But Sessions’ narrative angered some border residents who noted the relative safety of Doña Ana and El Paso counties along the border – where the residents are majority Hispanic and the U.S. Census Bureau reports that foreign-born residents account for 17 percent and 26 percent of the population, respectively.

“The strong implication in this press conference was that the border region, including southern New Mexico, is an unsafe place,” said Jon Barela, executive director of the regional Borderplex Alliance and a former economic development secretary in New Mexico under Gov. Susana Martinez. “That is a false narrative.”

Dozens of protesters awaited Session’s and Kelly’s arrival, chanting “Fuera, Sessions” – telling the attorney general to “get out” of El Paso. They held banners and placards with slogans like “hugs not walls” and the biblical verse “I was a stranger and you welcomed me.”

Sessions oversees the U.S. Department of Justice, including federal prosecutors in every state and the nation’s federal court systems, including criminal courts and immigration courts.

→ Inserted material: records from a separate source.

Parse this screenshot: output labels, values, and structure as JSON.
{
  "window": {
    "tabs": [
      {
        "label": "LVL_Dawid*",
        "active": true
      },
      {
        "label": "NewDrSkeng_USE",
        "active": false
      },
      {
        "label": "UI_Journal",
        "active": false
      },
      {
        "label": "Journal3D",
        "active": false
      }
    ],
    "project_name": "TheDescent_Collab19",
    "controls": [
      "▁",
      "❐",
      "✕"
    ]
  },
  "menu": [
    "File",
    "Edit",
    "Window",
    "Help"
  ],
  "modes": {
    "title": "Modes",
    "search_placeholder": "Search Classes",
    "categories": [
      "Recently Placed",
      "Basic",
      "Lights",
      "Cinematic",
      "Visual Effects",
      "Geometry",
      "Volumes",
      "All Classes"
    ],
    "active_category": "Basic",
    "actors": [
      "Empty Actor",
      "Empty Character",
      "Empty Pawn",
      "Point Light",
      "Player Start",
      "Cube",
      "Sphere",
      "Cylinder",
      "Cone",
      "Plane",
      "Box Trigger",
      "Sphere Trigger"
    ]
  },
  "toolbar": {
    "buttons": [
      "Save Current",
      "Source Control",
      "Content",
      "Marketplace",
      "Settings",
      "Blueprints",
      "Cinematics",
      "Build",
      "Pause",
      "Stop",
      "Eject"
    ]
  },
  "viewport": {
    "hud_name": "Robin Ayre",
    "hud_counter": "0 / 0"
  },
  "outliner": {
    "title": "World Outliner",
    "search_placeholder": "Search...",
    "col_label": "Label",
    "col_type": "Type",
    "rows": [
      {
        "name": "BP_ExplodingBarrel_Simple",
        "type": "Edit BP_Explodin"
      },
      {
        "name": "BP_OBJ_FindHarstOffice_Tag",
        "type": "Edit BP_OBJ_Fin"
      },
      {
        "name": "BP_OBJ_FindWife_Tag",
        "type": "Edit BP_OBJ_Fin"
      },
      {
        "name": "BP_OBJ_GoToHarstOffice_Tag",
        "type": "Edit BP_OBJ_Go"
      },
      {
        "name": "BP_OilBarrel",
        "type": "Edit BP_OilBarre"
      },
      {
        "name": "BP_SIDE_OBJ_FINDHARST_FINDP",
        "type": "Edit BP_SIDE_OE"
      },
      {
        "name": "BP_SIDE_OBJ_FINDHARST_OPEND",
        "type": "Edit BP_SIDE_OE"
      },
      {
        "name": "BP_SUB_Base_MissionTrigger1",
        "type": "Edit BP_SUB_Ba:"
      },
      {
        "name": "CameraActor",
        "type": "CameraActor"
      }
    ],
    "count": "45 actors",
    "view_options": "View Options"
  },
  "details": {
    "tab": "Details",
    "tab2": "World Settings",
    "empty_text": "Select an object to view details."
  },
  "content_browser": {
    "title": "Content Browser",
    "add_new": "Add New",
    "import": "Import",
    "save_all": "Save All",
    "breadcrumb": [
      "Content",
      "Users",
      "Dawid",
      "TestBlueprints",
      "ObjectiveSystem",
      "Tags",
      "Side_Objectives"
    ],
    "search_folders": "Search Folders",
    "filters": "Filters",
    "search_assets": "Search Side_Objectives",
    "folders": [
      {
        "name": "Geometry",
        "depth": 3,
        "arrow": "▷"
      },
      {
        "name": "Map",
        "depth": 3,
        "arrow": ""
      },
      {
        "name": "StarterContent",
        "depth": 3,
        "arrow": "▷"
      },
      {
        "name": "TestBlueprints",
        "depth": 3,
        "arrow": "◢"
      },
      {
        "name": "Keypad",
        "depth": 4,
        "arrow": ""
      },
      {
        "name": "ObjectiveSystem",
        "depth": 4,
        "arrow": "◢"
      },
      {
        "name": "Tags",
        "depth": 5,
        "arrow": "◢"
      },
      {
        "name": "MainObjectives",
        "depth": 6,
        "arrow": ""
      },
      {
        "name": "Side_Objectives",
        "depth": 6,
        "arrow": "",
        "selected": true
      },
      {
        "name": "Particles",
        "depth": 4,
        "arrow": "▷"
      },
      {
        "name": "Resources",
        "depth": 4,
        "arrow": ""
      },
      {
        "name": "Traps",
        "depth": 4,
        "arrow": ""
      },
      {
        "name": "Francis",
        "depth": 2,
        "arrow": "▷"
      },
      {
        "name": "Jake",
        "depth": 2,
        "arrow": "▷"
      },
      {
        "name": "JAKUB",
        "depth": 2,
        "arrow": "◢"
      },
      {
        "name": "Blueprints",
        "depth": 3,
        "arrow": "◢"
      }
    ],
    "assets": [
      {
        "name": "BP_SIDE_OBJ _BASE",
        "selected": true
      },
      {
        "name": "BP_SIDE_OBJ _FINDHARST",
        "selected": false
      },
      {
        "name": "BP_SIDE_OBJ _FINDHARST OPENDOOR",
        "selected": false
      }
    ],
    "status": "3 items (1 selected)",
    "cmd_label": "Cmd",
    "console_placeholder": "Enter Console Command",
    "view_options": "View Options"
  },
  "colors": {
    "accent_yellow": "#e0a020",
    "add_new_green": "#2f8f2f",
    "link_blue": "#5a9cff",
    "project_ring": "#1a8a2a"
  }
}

The federal court in Las Cruces has for years been swamped by criminal immigration cases – so much so that New Mexico’s U.S. Attorney’s Office put a cap on immigration prosecutions last June because resources were stretched so thin.

Apprehensions of unauthorized immigrants by Border Patrol in the El Paso sector, which includes New Mexico, more than doubled from 2012 to 2016, rising from 9,678 to 25,634, according to U.S. Customs and Border Protection statistics.

Felony prosecutions of illegal re-entry cases, charged when a migrant crosses the border illegally more than once, surged in New Mexico, straining resources in the U.S. attorney offices in Albuquerque and Las Cruces and filling the federal court docket in Las Cruces.

New Mexico ranked third in the nation for criminal immigration prosecutions in February, the latest month for which data are available through Syracuse University’s TRAC data service. New Mexico ranked ahead of Arizona and California and behind the two districts in Texas.

“It’s not unusual – in fact, it’s true – that most border districts have high caseloads per judge,” Sessions said. “But we could be at a breaking point. If we need more federal judges, we’ll seek them. I’ve told the federal prosecutors, if we need more people to prepare those cases and present them in an effective way before the court, we will do that.”

Federal judges working on the border typically rank high nationally in terms of caseload, thanks to the large number of felony prosecutions of immigrants. But southern New Mexico federal Judges Robert Brack and Kenneth Gonzales, who handle criminal cases, consistently rank at the top among their peers in border courts.

In comments made earlier this month in Arizona, Sessions committed to increasing the number of judges in the federal immigration court system, which handles cases dealing with asylum and other petitions for immigration relief, but made no mention of the federal criminal courts, which handle felony re-entries and violations of the law.

Accompanied by the local chiefs of Immigration and Customs Enforcement, Border Patrol, CBP and other agencies, Sessions and Kelly were expected to tour border infrastructure in El Paso. They were not scheduled to tour southern New Mexico, where the most recent stretch of 18-foot steel fencing has been erected on the border – part of the more than 500 miles of border “wall” that already exists.